Records from a data collection:
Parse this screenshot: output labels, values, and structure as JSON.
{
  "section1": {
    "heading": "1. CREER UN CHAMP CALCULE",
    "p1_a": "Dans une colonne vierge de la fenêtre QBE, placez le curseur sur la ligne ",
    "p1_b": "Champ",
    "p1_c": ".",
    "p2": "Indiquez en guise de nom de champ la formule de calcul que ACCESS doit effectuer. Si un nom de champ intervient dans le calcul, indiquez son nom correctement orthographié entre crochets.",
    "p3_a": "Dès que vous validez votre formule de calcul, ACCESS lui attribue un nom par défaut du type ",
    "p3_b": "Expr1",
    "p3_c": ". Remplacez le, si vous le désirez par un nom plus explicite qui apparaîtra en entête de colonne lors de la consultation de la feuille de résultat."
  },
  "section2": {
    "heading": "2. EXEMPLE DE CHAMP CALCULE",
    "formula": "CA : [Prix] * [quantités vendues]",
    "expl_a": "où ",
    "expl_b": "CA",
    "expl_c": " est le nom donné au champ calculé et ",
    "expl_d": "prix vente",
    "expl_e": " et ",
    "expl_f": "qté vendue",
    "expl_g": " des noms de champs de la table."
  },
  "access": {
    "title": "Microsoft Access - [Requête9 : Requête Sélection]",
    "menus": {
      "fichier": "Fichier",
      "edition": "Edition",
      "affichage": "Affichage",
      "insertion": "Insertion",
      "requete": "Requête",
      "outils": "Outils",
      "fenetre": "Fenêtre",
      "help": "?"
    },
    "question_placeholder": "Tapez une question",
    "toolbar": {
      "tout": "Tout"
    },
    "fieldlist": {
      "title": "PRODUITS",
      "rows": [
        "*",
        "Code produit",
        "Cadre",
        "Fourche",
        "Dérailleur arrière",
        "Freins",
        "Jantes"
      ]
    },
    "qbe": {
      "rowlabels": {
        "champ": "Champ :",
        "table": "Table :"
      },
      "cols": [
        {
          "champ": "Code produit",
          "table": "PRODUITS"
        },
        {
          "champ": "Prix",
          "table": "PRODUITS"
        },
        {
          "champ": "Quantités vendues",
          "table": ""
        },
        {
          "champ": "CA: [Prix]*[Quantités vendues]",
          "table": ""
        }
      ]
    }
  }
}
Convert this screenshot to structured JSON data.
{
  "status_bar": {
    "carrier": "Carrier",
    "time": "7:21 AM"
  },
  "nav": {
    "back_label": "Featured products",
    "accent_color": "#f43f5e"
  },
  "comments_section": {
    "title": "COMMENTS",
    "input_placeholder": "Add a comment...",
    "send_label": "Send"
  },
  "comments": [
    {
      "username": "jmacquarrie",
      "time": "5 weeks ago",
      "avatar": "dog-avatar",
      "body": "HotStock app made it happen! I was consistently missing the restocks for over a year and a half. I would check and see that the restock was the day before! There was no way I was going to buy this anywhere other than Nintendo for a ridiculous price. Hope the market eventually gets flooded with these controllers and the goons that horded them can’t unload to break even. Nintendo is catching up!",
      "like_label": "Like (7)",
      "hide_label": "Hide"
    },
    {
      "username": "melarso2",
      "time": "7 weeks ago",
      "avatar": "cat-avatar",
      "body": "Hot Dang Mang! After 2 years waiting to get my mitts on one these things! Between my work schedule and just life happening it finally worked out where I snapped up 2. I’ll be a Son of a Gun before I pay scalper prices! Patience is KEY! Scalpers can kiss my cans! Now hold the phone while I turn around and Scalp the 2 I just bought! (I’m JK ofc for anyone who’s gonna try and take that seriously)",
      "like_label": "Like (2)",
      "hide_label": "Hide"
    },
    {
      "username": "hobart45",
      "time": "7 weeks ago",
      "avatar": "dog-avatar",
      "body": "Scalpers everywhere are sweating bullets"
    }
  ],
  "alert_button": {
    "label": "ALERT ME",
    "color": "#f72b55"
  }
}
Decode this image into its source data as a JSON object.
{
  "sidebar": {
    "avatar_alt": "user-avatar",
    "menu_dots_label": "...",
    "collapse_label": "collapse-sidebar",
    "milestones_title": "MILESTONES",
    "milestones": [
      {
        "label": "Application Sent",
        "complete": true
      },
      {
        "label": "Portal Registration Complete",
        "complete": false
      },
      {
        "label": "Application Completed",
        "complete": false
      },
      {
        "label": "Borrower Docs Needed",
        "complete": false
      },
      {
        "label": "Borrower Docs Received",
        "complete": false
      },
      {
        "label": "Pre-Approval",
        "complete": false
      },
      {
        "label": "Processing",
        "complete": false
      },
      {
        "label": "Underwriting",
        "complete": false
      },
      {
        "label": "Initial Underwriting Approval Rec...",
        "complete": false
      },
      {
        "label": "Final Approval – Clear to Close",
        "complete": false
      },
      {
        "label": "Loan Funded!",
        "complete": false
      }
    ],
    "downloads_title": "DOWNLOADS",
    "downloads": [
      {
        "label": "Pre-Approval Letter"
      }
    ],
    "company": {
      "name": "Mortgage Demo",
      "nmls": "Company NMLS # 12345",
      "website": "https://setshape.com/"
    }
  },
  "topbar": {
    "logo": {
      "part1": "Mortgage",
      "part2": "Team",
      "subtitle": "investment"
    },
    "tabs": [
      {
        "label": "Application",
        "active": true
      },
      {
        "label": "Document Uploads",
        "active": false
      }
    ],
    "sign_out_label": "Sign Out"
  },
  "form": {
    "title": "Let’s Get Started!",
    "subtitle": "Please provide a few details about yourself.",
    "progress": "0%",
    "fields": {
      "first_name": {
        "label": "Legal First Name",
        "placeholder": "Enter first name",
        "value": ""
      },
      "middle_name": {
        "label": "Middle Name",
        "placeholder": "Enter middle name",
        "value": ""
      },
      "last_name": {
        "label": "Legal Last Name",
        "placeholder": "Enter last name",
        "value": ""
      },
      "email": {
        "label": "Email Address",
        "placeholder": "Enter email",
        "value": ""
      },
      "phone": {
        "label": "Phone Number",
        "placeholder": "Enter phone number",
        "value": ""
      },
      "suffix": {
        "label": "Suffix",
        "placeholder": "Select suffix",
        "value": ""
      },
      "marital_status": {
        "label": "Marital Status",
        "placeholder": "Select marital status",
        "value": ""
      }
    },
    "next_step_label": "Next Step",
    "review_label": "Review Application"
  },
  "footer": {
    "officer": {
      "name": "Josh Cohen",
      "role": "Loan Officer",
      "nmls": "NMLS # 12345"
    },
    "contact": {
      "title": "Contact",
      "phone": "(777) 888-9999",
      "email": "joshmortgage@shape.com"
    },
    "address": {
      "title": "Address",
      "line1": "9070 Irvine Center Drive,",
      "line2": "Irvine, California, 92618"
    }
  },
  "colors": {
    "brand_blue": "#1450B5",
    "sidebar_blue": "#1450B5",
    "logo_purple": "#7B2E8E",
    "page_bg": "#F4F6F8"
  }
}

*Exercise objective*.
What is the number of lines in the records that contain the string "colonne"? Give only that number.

*Response area*.
2